The jury ruled that the bike rider and the van driver were both at fault for the accident. However, the van driver and therefore the driver’s hotel employer were responsible for 58 percent of the negligence in the accident. The cyclist was deemed to be 42 percent responsible, as no one could ascertain for sure if he had obeyed a stop sign prior to the collision. It was determined that the van driver did not have a stop sign, but also revealed that he was traveling 40 mph in a 25 mph zone.

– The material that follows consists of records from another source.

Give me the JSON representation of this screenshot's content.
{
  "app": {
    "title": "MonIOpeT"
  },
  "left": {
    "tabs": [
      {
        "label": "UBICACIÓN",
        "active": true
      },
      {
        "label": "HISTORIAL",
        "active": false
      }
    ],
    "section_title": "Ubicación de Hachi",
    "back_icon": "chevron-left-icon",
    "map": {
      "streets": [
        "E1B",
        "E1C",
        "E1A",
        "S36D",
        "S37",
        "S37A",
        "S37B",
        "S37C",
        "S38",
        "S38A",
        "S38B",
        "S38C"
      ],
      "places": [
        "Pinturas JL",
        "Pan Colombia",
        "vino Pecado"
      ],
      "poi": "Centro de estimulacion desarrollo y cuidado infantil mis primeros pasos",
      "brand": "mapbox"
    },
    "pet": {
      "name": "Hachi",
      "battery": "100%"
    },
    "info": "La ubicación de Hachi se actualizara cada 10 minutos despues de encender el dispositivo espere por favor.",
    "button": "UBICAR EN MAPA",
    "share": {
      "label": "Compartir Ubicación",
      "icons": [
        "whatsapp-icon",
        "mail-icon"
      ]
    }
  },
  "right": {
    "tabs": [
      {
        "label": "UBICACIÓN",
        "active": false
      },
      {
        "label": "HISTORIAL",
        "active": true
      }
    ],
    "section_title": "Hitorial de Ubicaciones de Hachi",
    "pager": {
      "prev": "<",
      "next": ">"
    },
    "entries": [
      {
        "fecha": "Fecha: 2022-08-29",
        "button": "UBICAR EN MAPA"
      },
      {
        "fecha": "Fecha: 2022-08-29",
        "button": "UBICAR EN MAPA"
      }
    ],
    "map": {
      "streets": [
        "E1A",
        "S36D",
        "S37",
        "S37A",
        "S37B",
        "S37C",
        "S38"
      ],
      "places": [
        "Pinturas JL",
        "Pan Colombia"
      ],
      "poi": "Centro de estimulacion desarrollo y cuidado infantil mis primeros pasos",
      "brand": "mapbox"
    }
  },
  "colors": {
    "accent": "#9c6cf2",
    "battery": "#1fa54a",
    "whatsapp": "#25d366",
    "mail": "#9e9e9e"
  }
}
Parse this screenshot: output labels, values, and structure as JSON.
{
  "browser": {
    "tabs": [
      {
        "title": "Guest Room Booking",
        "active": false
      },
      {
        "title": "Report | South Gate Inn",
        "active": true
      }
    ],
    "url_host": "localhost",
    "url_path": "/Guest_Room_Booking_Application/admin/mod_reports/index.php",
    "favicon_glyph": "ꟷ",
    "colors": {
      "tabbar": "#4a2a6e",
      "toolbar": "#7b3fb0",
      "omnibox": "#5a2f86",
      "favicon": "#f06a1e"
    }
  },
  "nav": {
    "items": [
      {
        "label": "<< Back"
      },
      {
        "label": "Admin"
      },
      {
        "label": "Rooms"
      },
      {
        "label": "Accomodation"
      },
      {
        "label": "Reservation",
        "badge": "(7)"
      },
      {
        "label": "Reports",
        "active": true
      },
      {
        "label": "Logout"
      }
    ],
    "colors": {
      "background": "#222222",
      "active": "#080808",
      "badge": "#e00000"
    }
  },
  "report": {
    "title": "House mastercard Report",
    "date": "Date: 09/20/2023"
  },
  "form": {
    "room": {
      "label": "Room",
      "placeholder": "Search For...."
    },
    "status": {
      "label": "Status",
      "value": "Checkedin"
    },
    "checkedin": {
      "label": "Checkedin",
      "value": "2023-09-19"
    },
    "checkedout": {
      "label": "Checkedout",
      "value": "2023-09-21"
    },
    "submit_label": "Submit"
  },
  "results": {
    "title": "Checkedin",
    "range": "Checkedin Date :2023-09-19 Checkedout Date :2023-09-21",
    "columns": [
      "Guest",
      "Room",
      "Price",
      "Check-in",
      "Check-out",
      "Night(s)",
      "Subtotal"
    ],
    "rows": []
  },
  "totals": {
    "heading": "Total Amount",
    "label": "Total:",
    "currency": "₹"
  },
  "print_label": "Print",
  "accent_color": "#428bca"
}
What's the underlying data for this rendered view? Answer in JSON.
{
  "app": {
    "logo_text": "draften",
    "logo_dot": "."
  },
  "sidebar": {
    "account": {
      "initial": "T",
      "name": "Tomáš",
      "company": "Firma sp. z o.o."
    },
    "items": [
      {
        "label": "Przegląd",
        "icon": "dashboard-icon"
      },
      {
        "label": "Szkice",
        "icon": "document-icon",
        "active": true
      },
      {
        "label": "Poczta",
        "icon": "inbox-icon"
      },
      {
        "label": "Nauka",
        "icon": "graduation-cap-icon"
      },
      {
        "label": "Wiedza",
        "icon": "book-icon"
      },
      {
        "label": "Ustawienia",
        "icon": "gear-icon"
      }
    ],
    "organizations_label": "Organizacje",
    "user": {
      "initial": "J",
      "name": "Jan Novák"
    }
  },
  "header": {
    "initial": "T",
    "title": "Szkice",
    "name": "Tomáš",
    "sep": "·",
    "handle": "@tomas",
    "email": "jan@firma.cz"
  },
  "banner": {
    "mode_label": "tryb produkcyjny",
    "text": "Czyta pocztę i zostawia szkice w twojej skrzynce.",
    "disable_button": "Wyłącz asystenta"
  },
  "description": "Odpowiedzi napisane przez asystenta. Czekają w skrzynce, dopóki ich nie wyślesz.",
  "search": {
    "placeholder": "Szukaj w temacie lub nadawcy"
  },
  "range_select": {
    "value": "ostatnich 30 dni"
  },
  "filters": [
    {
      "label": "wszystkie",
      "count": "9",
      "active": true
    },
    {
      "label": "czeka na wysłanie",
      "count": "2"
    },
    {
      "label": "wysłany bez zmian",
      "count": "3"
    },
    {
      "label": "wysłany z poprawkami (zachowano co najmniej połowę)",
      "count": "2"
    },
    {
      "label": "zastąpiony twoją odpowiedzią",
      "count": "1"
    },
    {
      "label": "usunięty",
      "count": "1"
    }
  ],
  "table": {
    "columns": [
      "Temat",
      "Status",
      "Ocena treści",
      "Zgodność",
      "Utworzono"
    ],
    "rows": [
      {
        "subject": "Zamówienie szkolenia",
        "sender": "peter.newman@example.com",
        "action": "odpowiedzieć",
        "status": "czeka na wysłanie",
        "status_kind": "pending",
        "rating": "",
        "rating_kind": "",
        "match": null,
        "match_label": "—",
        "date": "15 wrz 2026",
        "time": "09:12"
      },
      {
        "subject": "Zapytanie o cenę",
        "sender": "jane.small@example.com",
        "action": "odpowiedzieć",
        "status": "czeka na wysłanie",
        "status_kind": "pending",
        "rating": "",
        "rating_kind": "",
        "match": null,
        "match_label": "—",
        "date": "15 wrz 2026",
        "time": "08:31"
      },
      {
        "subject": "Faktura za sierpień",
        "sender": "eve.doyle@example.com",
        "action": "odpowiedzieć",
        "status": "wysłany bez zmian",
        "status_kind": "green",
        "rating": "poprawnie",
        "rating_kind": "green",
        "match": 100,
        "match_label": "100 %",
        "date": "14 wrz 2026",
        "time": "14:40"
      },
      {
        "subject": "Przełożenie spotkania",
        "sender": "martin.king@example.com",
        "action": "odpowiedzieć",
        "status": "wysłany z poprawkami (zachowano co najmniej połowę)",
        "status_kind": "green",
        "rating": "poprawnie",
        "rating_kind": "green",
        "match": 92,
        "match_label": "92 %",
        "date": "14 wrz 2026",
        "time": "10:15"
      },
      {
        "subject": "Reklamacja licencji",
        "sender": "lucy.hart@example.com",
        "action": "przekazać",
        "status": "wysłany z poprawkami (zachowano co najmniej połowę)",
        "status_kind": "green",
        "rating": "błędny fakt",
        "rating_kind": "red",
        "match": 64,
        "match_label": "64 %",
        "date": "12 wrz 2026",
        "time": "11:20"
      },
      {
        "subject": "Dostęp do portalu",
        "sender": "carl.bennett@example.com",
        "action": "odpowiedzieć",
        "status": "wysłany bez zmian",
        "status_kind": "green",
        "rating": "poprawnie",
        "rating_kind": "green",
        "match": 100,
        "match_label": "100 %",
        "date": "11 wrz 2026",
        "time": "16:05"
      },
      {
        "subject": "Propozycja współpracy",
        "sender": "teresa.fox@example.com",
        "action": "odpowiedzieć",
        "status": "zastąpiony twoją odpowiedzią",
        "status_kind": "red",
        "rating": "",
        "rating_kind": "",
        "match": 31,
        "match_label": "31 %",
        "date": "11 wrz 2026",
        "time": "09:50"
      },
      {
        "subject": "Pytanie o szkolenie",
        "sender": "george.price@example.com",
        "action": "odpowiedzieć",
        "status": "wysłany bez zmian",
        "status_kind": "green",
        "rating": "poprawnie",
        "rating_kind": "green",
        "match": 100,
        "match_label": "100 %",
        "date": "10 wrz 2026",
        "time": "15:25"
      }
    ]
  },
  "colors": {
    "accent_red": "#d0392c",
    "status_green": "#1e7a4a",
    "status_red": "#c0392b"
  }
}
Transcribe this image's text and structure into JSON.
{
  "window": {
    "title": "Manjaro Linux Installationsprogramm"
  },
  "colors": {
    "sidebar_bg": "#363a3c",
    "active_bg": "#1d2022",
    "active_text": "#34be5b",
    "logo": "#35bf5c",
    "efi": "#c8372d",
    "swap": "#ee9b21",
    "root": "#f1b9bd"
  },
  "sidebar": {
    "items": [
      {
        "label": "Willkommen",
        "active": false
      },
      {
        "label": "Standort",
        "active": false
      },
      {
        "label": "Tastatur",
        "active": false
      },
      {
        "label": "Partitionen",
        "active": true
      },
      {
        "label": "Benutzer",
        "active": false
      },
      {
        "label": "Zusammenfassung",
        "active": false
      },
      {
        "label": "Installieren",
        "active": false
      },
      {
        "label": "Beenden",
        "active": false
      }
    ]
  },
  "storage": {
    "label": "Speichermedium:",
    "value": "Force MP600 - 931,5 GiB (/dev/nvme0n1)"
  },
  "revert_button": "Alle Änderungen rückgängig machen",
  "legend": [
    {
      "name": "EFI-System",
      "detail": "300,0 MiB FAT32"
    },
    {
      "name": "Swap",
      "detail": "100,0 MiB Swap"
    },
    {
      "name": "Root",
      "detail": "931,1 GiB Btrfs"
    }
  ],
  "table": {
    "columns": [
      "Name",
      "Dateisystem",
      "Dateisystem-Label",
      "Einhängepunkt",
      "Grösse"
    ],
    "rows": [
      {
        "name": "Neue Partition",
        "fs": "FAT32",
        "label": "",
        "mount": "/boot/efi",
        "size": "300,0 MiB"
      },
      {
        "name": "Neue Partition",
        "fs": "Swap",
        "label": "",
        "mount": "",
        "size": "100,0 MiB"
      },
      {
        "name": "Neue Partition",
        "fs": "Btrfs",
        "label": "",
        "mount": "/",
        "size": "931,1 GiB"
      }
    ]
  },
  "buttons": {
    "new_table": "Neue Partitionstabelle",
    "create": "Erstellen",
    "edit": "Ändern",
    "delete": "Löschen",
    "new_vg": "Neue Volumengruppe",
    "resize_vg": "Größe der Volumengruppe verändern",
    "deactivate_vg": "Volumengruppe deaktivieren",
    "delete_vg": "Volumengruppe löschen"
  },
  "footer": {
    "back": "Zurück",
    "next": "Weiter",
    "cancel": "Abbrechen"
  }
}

Other evidence that came to light during the trial determined that the van driver may also have been using a cell phone just prior to the impact; a violation of state law. The driver denied that he was on his phone. In assessing the case, the jury awarded $1,709,840 in damages to the estate of the deceased cyclist and $580,000 in damages to the widow, who had asked the court to award expenses for medical bills, funeral and burial costs, lost wages and the permanent loss of her husband’s earning ability, companionship and moral support. The deceased had been a doctor in his native homeland.
Most wrongful death lawsuits are not about exacting revenge. They are about making sure something horrible does not happen to someone else’s family. They are about seeking compensation in order to be able to move forward with their lives. They are about trying to heal and deal with the sudden loss of income provided by the deceased who died a wrongful death.
None of these cases are easy, and many of them take a number of months, if not years to get through court. This is why a family who has lost someone in such a manner needs to seek compassionate and experienced legal counsel from an Austin personal injury lawyer. Assessing damages in cases like this is part of the experience counsel needs to help a family get the compensation they deserve. A seasoned personal Austin injury lawyer will get the family through their ordeal with as little anxiety and grief as possible.
Brooks Schuelke is an Austin personal injury attorney with Perlmutter & Schuelke LLP. Contact an Austin injury lawyer at Civtrial.com or (512) 476-4944.